The adequate treatment of non-resectable liver metastases from colorectal cancer which are resistant to systemic chemotherapy currently provides a great challenge. The aim is to identify and review ke...

Clinical Trials [6718 Associated Clinical Trials listed on BioPortfolio]

Impact of Pre-operative Bevacizumab on Complications After Resection of Colorectal Liver Metastases

Hypothesis of the study: Neoadjuvant chemotherapy with Bevacizumab impairs postoperative outcome after resection of colorectal liver metastases.

The Role of Fluorothymidine Positron Emission Tomography (FLT-PET) in Proliferation of Colorectal Liver Metastases

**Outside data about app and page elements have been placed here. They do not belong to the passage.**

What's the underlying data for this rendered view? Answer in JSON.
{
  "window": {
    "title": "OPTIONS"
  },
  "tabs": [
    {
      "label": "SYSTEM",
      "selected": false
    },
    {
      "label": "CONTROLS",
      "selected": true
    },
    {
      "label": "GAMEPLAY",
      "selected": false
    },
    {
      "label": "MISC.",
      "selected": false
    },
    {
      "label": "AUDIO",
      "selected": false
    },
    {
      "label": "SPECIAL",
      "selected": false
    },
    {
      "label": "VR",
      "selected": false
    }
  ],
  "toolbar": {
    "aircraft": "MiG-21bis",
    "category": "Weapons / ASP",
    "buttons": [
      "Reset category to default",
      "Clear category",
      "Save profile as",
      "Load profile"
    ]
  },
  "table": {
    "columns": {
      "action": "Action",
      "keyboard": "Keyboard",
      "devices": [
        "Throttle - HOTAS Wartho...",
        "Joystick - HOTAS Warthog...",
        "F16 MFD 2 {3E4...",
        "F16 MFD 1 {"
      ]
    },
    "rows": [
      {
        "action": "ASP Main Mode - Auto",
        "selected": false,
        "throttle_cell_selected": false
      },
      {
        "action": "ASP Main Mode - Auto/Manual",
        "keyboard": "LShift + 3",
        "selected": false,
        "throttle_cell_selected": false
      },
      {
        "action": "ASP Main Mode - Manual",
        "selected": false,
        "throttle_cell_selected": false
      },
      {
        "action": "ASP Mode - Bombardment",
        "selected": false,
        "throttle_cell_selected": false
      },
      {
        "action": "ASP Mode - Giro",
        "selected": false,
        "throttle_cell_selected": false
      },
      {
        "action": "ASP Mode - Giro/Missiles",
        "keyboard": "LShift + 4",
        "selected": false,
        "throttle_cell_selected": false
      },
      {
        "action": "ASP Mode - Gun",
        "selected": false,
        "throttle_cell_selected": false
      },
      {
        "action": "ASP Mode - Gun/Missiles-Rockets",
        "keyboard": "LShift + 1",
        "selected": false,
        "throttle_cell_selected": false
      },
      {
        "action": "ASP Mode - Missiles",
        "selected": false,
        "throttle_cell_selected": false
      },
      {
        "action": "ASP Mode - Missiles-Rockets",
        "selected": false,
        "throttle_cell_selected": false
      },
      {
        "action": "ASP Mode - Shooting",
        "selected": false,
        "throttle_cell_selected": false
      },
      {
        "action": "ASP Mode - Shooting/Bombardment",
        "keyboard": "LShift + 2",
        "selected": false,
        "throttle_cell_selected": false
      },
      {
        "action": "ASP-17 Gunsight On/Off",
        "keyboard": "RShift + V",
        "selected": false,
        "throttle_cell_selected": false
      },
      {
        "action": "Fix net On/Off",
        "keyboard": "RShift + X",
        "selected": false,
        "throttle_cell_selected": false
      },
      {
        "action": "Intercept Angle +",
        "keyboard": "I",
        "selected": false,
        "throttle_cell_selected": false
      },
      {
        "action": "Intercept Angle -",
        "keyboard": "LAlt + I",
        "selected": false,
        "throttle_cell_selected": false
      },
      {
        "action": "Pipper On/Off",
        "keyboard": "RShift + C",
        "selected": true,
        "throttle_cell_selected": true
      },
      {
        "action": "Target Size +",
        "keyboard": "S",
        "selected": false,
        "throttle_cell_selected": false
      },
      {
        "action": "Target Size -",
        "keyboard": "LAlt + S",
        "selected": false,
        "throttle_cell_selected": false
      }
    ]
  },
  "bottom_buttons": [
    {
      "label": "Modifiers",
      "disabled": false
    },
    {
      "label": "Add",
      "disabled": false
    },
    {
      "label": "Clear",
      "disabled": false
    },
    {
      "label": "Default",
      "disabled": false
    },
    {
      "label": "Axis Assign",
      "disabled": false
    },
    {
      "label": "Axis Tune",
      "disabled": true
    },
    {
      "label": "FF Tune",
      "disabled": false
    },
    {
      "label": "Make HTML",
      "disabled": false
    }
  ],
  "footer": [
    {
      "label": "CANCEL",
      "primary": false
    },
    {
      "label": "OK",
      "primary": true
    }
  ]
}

The aim of the study is to obtain information on FLT used in a PET-scan as a marker for the proliferation of colorectal liver metastases, so that the risk of recurrence can be identified i...

Comparison of Triphasic CT, PET and MR Tumour With Pathological Findings in Colorectal Cancer Liver Metastases

The purpose of this study is to correlate the MRI CT and PET appearances of colorectal liver metastases to pathologic appearance ot better understand the accuracy of imaging to determine t...

Quality of Life and Liver Metastases

An increasing aggressiveness in the surgical approach of colorectal liver metastases is observed. This seems only justified when, besides prolongation of survival, also the health status o...

Intratumoral CD3+ and NKp46+ Cells in Colorectal Liver Metastases

The long-term outcome of patients resected for colorectal liver metastases (CLM) after neoadjuvant chemotherapy (CHT) depends by several tumoral and non-tumoral factors, such as the immune...

Medical and Biotech [MESH] Definitions

A spectrum of clinical liver diseases ranging from mild biochemical abnormalities to ACUTE LIVER FAILURE, caused by drugs, drug metabolites, and chemicals from the environment.

A form of rapid-onset LIVER FAILURE, also known as fulminant hepatic failure, caused by severe liver injury or massive loss of HEPATOCYTES. It is characterized by sudden development of liver dysfunction and JAUNDICE. Acute liver failure may progress to exhibit cerebral dysfunction even HEPATIC COMA depending on the etiology that includes hepatic ISCHEMIA, drug toxicity, malignant infiltration, and viral hepatitis such as post-transfusion HEPATITIS B and HEPATITIS C.

Final stage of a liver disease when the liver failure is irreversible and LIVER TRANSPLANTATION is needed.

Experimentally induced chronic injuries to the parenchymal cells in the liver to achieve a model for LIVER CIRRHOSIS.

Conditions in which the LIVER functions fall below the normal ranges. Severe hepatic insufficiency may cause LIVER FAILURE or DEATH. Treatment may include LIVER TRANSPLANTATION.

Quick Search

DeepDyve research library

Relevant Topic

Hepatology is the study of liver, gallbladder, biliary tree, and pancreas, and diseases associated with them. This includes viral hepatitis, alcohol damage, cirrhosis and cancer. As modern lifestyles change, with alcoholism and cancer becoming more promi...

Searches Linking to this Article